3 g of the pigment dispersion of Example 54 are mixed with 0.75 g of a 2% (percent by weight) solution of a surface-active substance (Fluorad FC-171 from 3M Inc.) dissolved in diethylene glycol. The resulting ink is tested in a “Quietjet” (Hewlett-Packard) thermal inkjet printer, which is fitted with a plastic device provided to accommodate the ink. A clear, sharp print quality is obtained, as is a surface coverage at a peak optical density of 0.5 (this value is measured with a spectrometer in reflection mode, which is subtracted from the reflection of the paper).
The ink shows no tendency to bleed or penetrate through customary commercial copier paper.
10 g of the pigment dispersion of Example 54 are mixed with 0.8 g of a 2% (percent by weight) solution of a surface-active substance (Fluorad FC-171 from 3M Inc.) and diethylene glycol and with 1.2 g of diethylene glycol, 0.5 g of 2-propanpol, 0.2 g of morpholine and 0.2 g of butyl sulfoxide. The resulting ink is tested in a “QuietJet” (Hewlett-Packard) thermal inkjet printer, which is fitted with a plastic device provided to accommodate the ink. A clear, sharp print quality is obtained, as is a surface coverage with a maximum optical density of 1.09 (this value is measured with a spectrometer in reflection mode, which is subtracted from the reflection of the paper).

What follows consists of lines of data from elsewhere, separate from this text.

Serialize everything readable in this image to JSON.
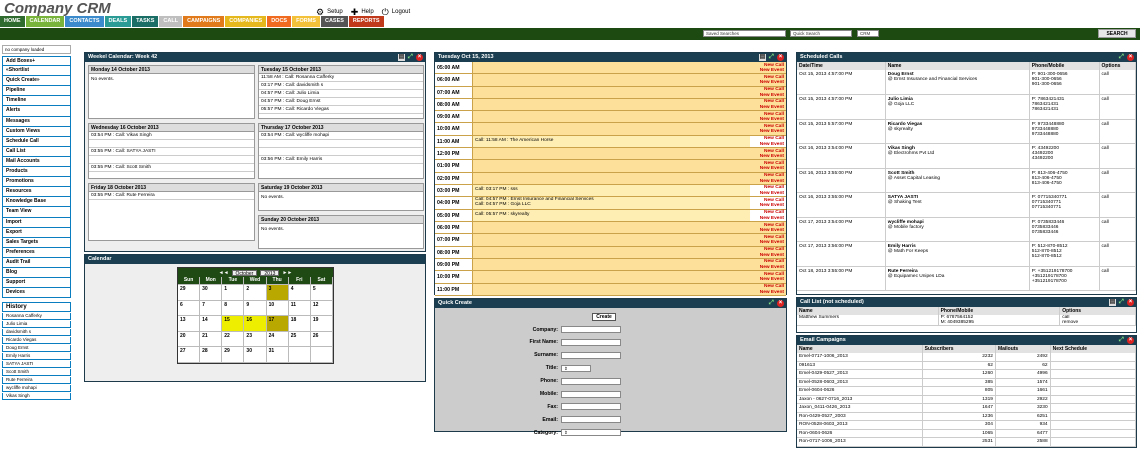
{
  "app": {
    "title": "Company CRM"
  },
  "top_links": [
    {
      "icon": "gears-icon",
      "label": "Setup"
    },
    {
      "icon": "help-icon",
      "label": "Help"
    },
    {
      "icon": "logout-icon",
      "label": "Logout"
    }
  ],
  "nav": [
    {
      "label": "HOME",
      "color": "#2f6b2f"
    },
    {
      "label": "CALENDAR",
      "color": "#78b33c"
    },
    {
      "label": "CONTACTS",
      "color": "#3b8bcc"
    },
    {
      "label": "DEALS",
      "color": "#2b9b95"
    },
    {
      "label": "TASKS",
      "color": "#1a6e66"
    },
    {
      "label": "CALL",
      "color": "#bfbfbf"
    },
    {
      "label": "CAMPAIGNS",
      "color": "#e07a1a"
    },
    {
      "label": "COMPANIES",
      "color": "#e5b91d"
    },
    {
      "label": "DOCS",
      "color": "#f06a20"
    },
    {
      "label": "FORMS",
      "color": "#f4c23a"
    },
    {
      "label": "CASES",
      "color": "#555555"
    },
    {
      "label": "REPORTS",
      "color": "#c0391b"
    }
  ],
  "toolbar": {
    "saved_searches": "Saved Searches",
    "quick_search": "Quick Search",
    "crm_select": "CRM",
    "search_button": "SEARCH"
  },
  "sidebar": {
    "note": "no company loaded",
    "items": [
      "Add Boxes+",
      "«Shortlist",
      "Quick Create»",
      "Pipeline",
      "Timeline",
      "Alerts",
      "Messages",
      "Custom Views",
      "Schedule Call",
      "Call List",
      "Mail Accounts",
      "Products",
      "Promotions",
      "Resources",
      "Knowledge Base",
      "Team View",
      "Import",
      "Export",
      "Sales Targets",
      "Preferences",
      "Audit Trail",
      "Blog",
      "Support",
      "Devices"
    ],
    "history_title": "History",
    "history": [
      "Rosanna Cafferky",
      "Julio Limia",
      "davidsmith s",
      "Ricardo Viegas",
      "Doug Ernst",
      "Emily Harris",
      "SATYA JASTI",
      "Scott Smith",
      "Rute Ferreira",
      "wycliffe mohapi",
      "Vikas Singh"
    ]
  },
  "week": {
    "title": "Weekel Calendar: Week 42",
    "days": [
      {
        "label": "Monday 14 October 2013",
        "events": [],
        "empty": "No events."
      },
      {
        "label": "Tuesday 15 October 2013",
        "events": [
          "11:58 AM : Call: Rosanna Cafferky",
          "03:17 PM : Call: davidsmith s",
          "04:57 PM : Call: Julio Limia",
          "04:57 PM : Call: Doug Ernst",
          "05:57 PM : Call: Ricardo Viegas"
        ]
      },
      {
        "label": "Wednesday 16 October 2013",
        "events": [
          "03:54 PM : Call: Vikas Singh",
          "",
          "03:55 PM : Call: SATYA JASTI",
          "",
          "03:55 PM : Call: Scott Smith"
        ]
      },
      {
        "label": "Thursday 17 October 2013",
        "events": [
          "03:54 PM : Call: wycliffe mohapi",
          "",
          "",
          "03:56 PM : Call: Emily Harris"
        ]
      },
      {
        "label": "Friday 18 October 2013",
        "events": [
          "03:55 PM : Call: Rute Ferreira"
        ]
      },
      {
        "label": "Saturday 19 October 2013",
        "events": [],
        "empty": "No events."
      },
      {
        "label": "Sunday 20 October 2013",
        "events": [],
        "empty": "No events."
      }
    ]
  },
  "calendar": {
    "title": "Calendar",
    "prev": "◄◄",
    "month": "October",
    "year": "2013",
    "next": "►►",
    "weekdays": [
      "Sun",
      "Mon",
      "Tue",
      "Wed",
      "Thu",
      "Fri",
      "Sat"
    ],
    "days": [
      "29",
      "30",
      "1",
      "2",
      "3",
      "4",
      "5",
      "6",
      "7",
      "8",
      "9",
      "10",
      "11",
      "12",
      "13",
      "14",
      "15",
      "16",
      "17",
      "18",
      "19",
      "20",
      "21",
      "22",
      "23",
      "24",
      "25",
      "26",
      "27",
      "28",
      "29",
      "30",
      "31",
      "",
      ""
    ]
  },
  "day": {
    "title": "Tuesday Oct 15, 2013",
    "new_call": "New Call",
    "new_event": "New Event",
    "slots": [
      {
        "time": "05:00 AM",
        "events": []
      },
      {
        "time": "06:00 AM",
        "events": []
      },
      {
        "time": "07:00 AM",
        "events": []
      },
      {
        "time": "08:00 AM",
        "events": []
      },
      {
        "time": "09:00 AM",
        "events": []
      },
      {
        "time": "10:00 AM",
        "events": []
      },
      {
        "time": "11:00 AM",
        "events": [
          "Call: 11:58 AM : The American Horse"
        ]
      },
      {
        "time": "12:00 PM",
        "events": []
      },
      {
        "time": "01:00 PM",
        "events": []
      },
      {
        "time": "02:00 PM",
        "events": []
      },
      {
        "time": "03:00 PM",
        "events": [
          "Call: 03:17 PM : sss"
        ]
      },
      {
        "time": "04:00 PM",
        "events": [
          "Call: 04:57 PM : Ernst Insurance and Financial Services",
          "Call: 04:57 PM : Goja LLC"
        ]
      },
      {
        "time": "05:00 PM",
        "events": [
          "Call: 05:57 PM : skyrealty"
        ]
      },
      {
        "time": "06:00 PM",
        "events": []
      },
      {
        "time": "07:00 PM",
        "events": []
      },
      {
        "time": "08:00 PM",
        "events": []
      },
      {
        "time": "09:00 PM",
        "events": []
      },
      {
        "time": "10:00 PM",
        "events": []
      },
      {
        "time": "11:00 PM",
        "events": []
      }
    ]
  },
  "quick_create": {
    "title": "Quick Create",
    "button": "Create",
    "fields": [
      "Company:",
      "First Name:",
      "Surname:",
      "Title:",
      "Phone:",
      "Mobile:",
      "Fax:",
      "Email:",
      "Category:"
    ]
  },
  "scheduled": {
    "title": "Scheduled Calls",
    "headers": [
      "Date/Time",
      "Name",
      "Phone/Mobile",
      "Options"
    ],
    "rows": [
      [
        "Oct 15, 2013 4:57:00 PM",
        "Doug Ernst|@ Ernst Insurance and Financial Services",
        "P: 901-300-0656|901-300-0656|901-300-0656",
        "call"
      ],
      [
        "Oct 15, 2013 4:57:00 PM",
        "Julio Limia|@ Goja LLC",
        "P: 7863421431|7863421431|7863421431",
        "call"
      ],
      [
        "Oct 15, 2013 5:57:00 PM",
        "Ricardo Viegas|@ skyrealty",
        "P: 9733448880|9733448880|9733448880",
        "call"
      ],
      [
        "Oct 16, 2013 3:54:00 PM",
        "Vikas Singh|@ Electrohms Pvt Ltd",
        "P: 43492200|43492200|43492200",
        "call"
      ],
      [
        "Oct 16, 2013 3:55:00 PM",
        "Scott Smith|@ Asset Capital Leasing",
        "P: 813-406-4750|813-406-4750|813-406-4750",
        "call"
      ],
      [
        "Oct 16, 2013 3:55:00 PM",
        "SATYA JASTI|@ Shaking Tent",
        "P: 07715340771|07715340771|07715340771",
        "call"
      ],
      [
        "Oct 17, 2013 3:54:00 PM",
        "wycliffe mohapi|@ Mobile factory",
        "P: 0735833446|0735833446|0735833446",
        "call"
      ],
      [
        "Oct 17, 2013 3:56:00 PM",
        "Emily Harris|@ Math For Keeps",
        "P: 512-870-8512|512-870-8512|512-870-8512",
        "call"
      ],
      [
        "Oct 18, 2013 3:55:00 PM",
        "Rute Ferreira|@ Equipamec Unipes LDa",
        "P: +351219178700|+351219178700|+351219178700",
        "call"
      ]
    ]
  },
  "call_list": {
    "title": "Call List (not scheduled)",
    "headers": [
      "Name",
      "Phone/Mobile",
      "Options"
    ],
    "rows": [
      [
        "Matthew Summers",
        "P: 6787564152|M: 4049385295",
        "call | remove"
      ]
    ]
  },
  "email": {
    "title": "Email Campaigns",
    "headers": [
      "Name",
      "Subscribers",
      "Mailouts",
      "Next Schedule"
    ],
    "rows": [
      [
        "Emel-0717-1006_2013",
        "2232",
        "2492",
        ""
      ],
      [
        "091613",
        "62",
        "62",
        ""
      ],
      [
        "Emel-0429-0527_2013",
        "1260",
        "4996",
        ""
      ],
      [
        "Emel-0528-0603_2013",
        "385",
        "1574",
        ""
      ],
      [
        "Emel-0604-0626",
        "805",
        "1661",
        ""
      ],
      [
        "Jaxon - 0627-0716_2013",
        "1319",
        "2922",
        ""
      ],
      [
        "Jaxon_0411-0426_2013",
        "1647",
        "3230",
        ""
      ],
      [
        "Ron-0429-0527_2003",
        "1236",
        "6251",
        ""
      ],
      [
        "RON-0528-0603_2013",
        "304",
        "934",
        ""
      ],
      [
        "Ron-0604-0626",
        "1065",
        "6477",
        ""
      ],
      [
        "Ron-0717-1006_2013",
        "2531",
        "2588",
        ""
      ]
    ]
  }
}
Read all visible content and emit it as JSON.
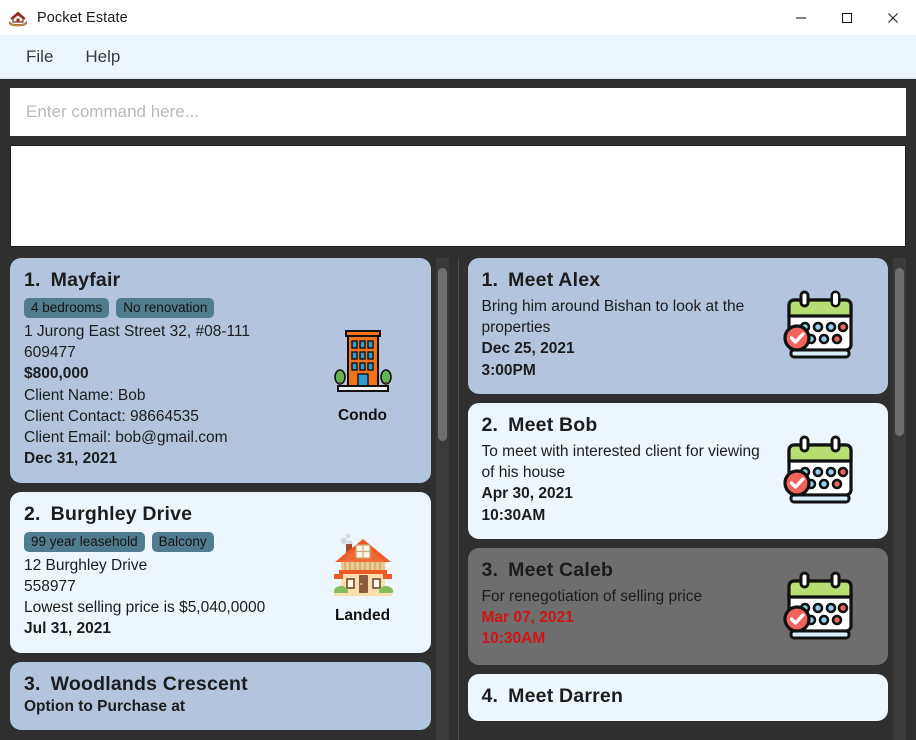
{
  "window": {
    "title": "Pocket Estate",
    "app_icon": "house-in-hand-icon",
    "minimize_label": "─",
    "maximize_label": "□",
    "close_label": "✕"
  },
  "menubar": {
    "items": [
      {
        "label": "File"
      },
      {
        "label": "Help"
      }
    ]
  },
  "command": {
    "placeholder": "Enter command here...",
    "value": ""
  },
  "result": {
    "text": ""
  },
  "colors": {
    "card_tone_a": "#b3c5de",
    "card_tone_b": "#eef6fd",
    "card_selected": "#6e6e6e",
    "tag_bg": "#517c90",
    "overdue_text": "#d01414",
    "shell_bg": "#2f2f2f",
    "menubar_bg": "#eef6fd"
  },
  "properties_panel": {
    "scroll_thumb_top_pct": 2,
    "scroll_thumb_height_pct": 36,
    "cards": [
      {
        "index": "1.",
        "name": "Mayfair",
        "tags": [
          "4 bedrooms",
          "No renovation"
        ],
        "address_line1": "1 Jurong East Street 32, #08-111",
        "address_line2": "609477",
        "price": "$800,000",
        "client_name": "Client Name: Bob",
        "client_contact": "Client Contact: 98664535",
        "client_email": "Client Email: bob@gmail.com",
        "date": "Dec 31, 2021",
        "type_label": "Condo",
        "type_icon": "condo-building-icon",
        "tone": "tone-a"
      },
      {
        "index": "2.",
        "name": "Burghley Drive",
        "tags": [
          "99 year leasehold",
          "Balcony"
        ],
        "address_line1": "12 Burghley Drive",
        "address_line2": "558977",
        "price": "Lowest selling price is $5,040,0000",
        "date": "Jul 31, 2021",
        "type_label": "Landed",
        "type_icon": "landed-house-icon",
        "tone": "tone-b"
      },
      {
        "index": "3.",
        "name": "Woodlands Crescent",
        "partial_line": "Option to Purchase at",
        "tone": "tone-a"
      }
    ]
  },
  "appointments_panel": {
    "scroll_thumb_top_pct": 2,
    "scroll_thumb_height_pct": 35,
    "cards": [
      {
        "index": "1.",
        "name": "Meet Alex",
        "description": "Bring him around Bishan to look at the properties",
        "date": "Dec 25, 2021",
        "time": "3:00PM",
        "icon": "calendar-icon",
        "tone": "tone-a",
        "overdue": false
      },
      {
        "index": "2.",
        "name": "Meet Bob",
        "description": "To meet with interested client for viewing of his house",
        "date": "Apr 30, 2021",
        "time": "10:30AM",
        "icon": "calendar-icon",
        "tone": "tone-b",
        "overdue": false
      },
      {
        "index": "3.",
        "name": "Meet Caleb",
        "description": "For renegotiation of selling price",
        "date": "Mar 07, 2021",
        "time": "10:30AM",
        "icon": "calendar-icon",
        "tone": "selected",
        "overdue": true
      },
      {
        "index": "4.",
        "name": "Meet Darren",
        "tone": "tone-b"
      }
    ]
  }
}
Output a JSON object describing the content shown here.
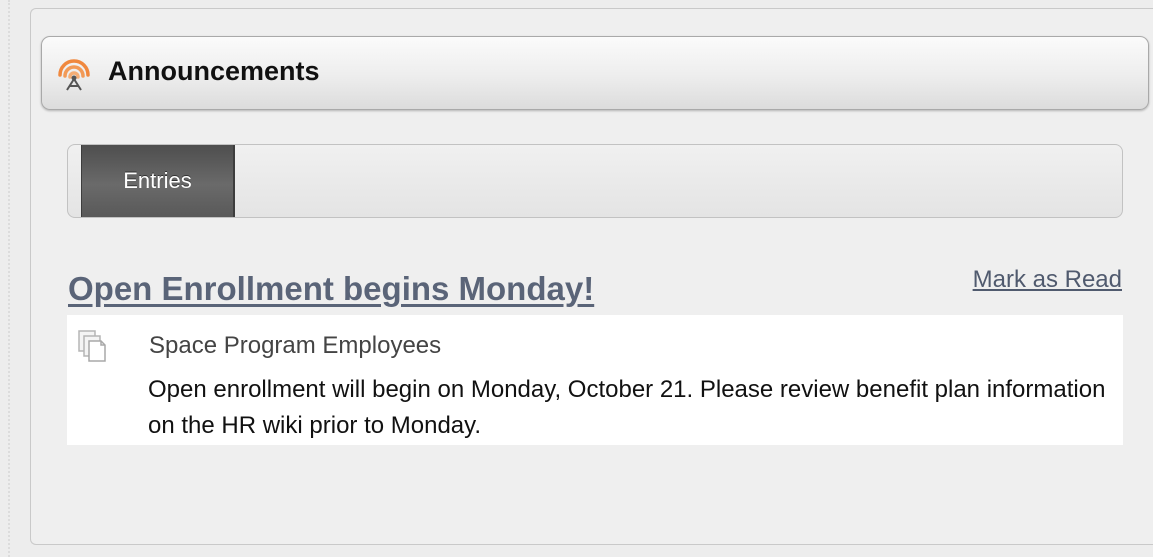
{
  "portlet": {
    "title": "Announcements",
    "icon": "broadcast-icon"
  },
  "tabs": [
    {
      "label": "Entries",
      "active": true
    }
  ],
  "entry": {
    "title": "Open Enrollment begins Monday!",
    "mark_read_label": "Mark as Read",
    "scope": "Space Program Employees",
    "content": "Open enrollment will begin on Monday, October 21.  Please review benefit plan information on the HR wiki prior to Monday.",
    "icon": "documents-icon"
  },
  "colors": {
    "title_link": "#5a6478",
    "tab_active_bg": "#595959",
    "icon_accent": "#f0883e"
  }
}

The ink shows no tendency to bleed or penetrate through customary commercial copier paper.
To a mixture of 25 parts of a styrene/acrylic acid copolymer acrylate resin (for example as described in WO 03/08510), 5 parts of a dispersant (C13-15-alkyl)-O—(CH2CH2O)9.5—CH2COONa, 15 parts of propylene glycol and 35 parts of water are added 20 parts of a compound of formula XIX of example 21 under stirring. To the resulting mixture is then added 8 parts of phthalic acid. The resulting pigment dispersion does not need to be milled using for example a sand mill.
The pigment dispersion shows excellent flow properties and storage stability. It is particularly suitable for ink-jet applications.
20 parts of the compound XIX of example 21 was added to a mixture of 30 parts of propylene glycol monomethyl ether acetate and 50 parts of an acrylic resin (obtained by polymerizing methacrylic acid, butyl acrylate, styrene, hydroxyethyl acrylate at a molar ratio of 25/50/15/10; molecular weight: 12,000; solid content: 30%) and 8.3 parts of terephthalic acid. Thereby a red base color for color filters was obtained (for example of U.S. Pat. No. 6,302,953 without a dispersant).
40 parts of the compound of formula XIX of example 21 are added to a mixture of 7.5 parts of a polyphenyloxalate, 7.5 parts of α-methyl-omega-hydroxy-polyethylenglykolether (MW 470-530 g/mol) and 45 parts of water under stirring followed by the addition of 15.75 parts of trimesic acid. The resulting pigment dispersion does not need to be milled using for example a sand mill.
The pigment dispersion shows excellent flow properties and storage stability. It is particularly suitable for tinting of architectural paints.